Colors of a New Dawn

It’s a somber dawn. The widening grey façade resembles a tsunami in the sky. The grayness filters through the lacerated mesh but fails to dim my excitement. Her life moves in sync with the varying shades of gray that seldom seem to lift. Confined to a neglected room in the mansion, nothing breaks the monotony in Drishti’s life other than me.

On this particular day, when she unlocks the rusted, crooked trunk of memories. My magnificence hasn’t dimmed over the years. Her rough, scaly hands caress the embellished colorful silken threads. She smiles, lays her head on the ravaged wall, reminiscing times when she gleamed, a chirpy, joyful bride whose head I adorned with pride. The vagaries of time engulf us together, shriveling physical strength and diminishing colors. The stifling sobs and I, the crimson Phulkari* that bedecked her are testimony to the arduous journey.

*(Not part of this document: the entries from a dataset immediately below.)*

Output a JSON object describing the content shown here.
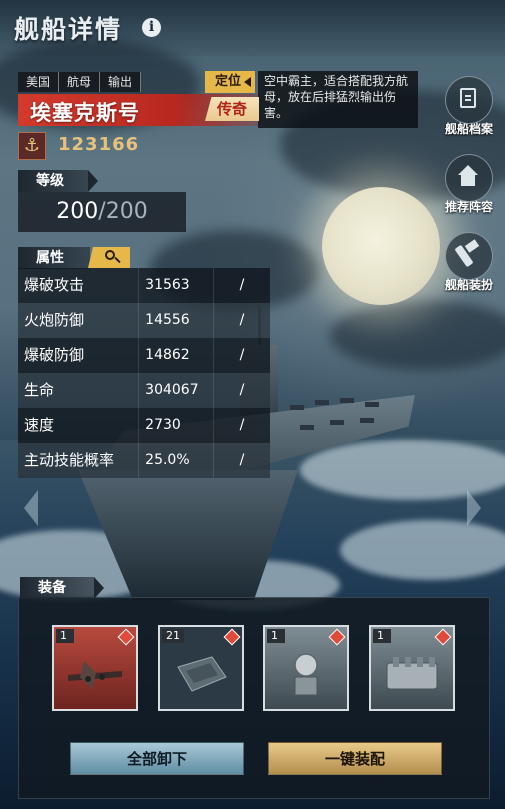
{
  "header": {
    "title": "舰船详情",
    "info_icon": "i"
  },
  "ship": {
    "tags": [
      "美国",
      "航母",
      "输出"
    ],
    "locate_label": "定位",
    "name": "埃塞克斯号",
    "rarity": "传奇",
    "description": "空中霸主，适合搭配我方航母，放在后排猛烈输出伤害。",
    "id": "123166",
    "badge_icon": "anchor-icon"
  },
  "level": {
    "label": "等级",
    "current": "200",
    "separator": "/",
    "max": "200"
  },
  "attributes": {
    "label": "属性",
    "rows": [
      {
        "name": "爆破攻击",
        "value": "31563",
        "extra": "/"
      },
      {
        "name": "火炮防御",
        "value": "14556",
        "extra": "/"
      },
      {
        "name": "爆破防御",
        "value": "14862",
        "extra": "/"
      },
      {
        "name": "生命",
        "value": "304067",
        "extra": "/"
      },
      {
        "name": "速度",
        "value": "2730",
        "extra": "/"
      },
      {
        "name": "主动技能概率",
        "value": "25.0%",
        "extra": "/"
      }
    ]
  },
  "side_menu": [
    {
      "label": "舰船档案",
      "icon": "file-icon"
    },
    {
      "label": "推荐阵容",
      "icon": "home-icon"
    },
    {
      "label": "舰船装扮",
      "icon": "brush-icon"
    }
  ],
  "equipment": {
    "label": "装备",
    "slots": [
      {
        "count": "1",
        "item": "bomber-aircraft",
        "rarity_color": "#b84a3e"
      },
      {
        "count": "21",
        "item": "armor-plate",
        "rarity_color": "#3a4a54"
      },
      {
        "count": "1",
        "item": "radar-dish",
        "rarity_color": "#3a4a54"
      },
      {
        "count": "1",
        "item": "engine",
        "rarity_color": "#3a4a54"
      }
    ],
    "unequip_all": "全部卸下",
    "auto_equip": "一键装配"
  }
}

Married at a tender age with a million dreams and then experiencing the fragile dreams crumble like a house of cards, Drishti was now widowed, struggling for a foothold in the orthodox Zamindari* household of her husband. His body never found its way home. All that returned for the last rites was the ‘olive green’* with a letter from her beloved- his last letter before leaving for war.

Drishti straightened herself with a jerk, not letting go of me, adjusting the drape neatly. She lunged towards the trunk, desperately. Ruffling and rambling she finally gets hold of the precious last words. She squeezes the letter tightly, a souvenir of remembrance. The twenty long years since colors were swept away is an eternity for her. The last letter reinstitutes hope that lasts Drishti another year. Today, she decides to read the letter aloud,

“Though time has kept us apart, yet your thoughts stir my soul. Not once do I feel the distance even though it grows. Even if I’m not around, let your life be worthwhile to our name. Fight the drudgery, quit the loneliness, for you are a flower spreading color and fragrance around.”

She reads it aloud, again and again till tears take over.

“How can I forget this? How can I be selfishly lost in gloom?”

A soft knock startles her.

“Who is it? No body visits me ever!”

She opens the door to a beaming face, “Namaste! I’m the new principal of the village school. I’m looking for an art teacher and have been knocking at every door searching for you Drishti Ji.”

Drishti stands riveted, pulling me away hastily.

“I’m no teacher. Colors and I are long alienated.” She snaps.

“An artist is always an artist,” the bubbly lady continues. She spreads out a canvas on the floor along with paints and brushes. “Take your time, but know that this is where you belong. I will await your canvas.” She walks out, waving back and smiling.

Still clutching the letter tightly, something within her stirs. A soft murmur fills the room as she repeats the last words of the letter. I watch from the messy bed, colors may dim but are never erased.

Saravjot Hansrao



Phulkari: a colorful embroidered drape native to Punjab

Zamindari: rural landlords with large land holding

Olive Green: used to refer to the uniform of the Army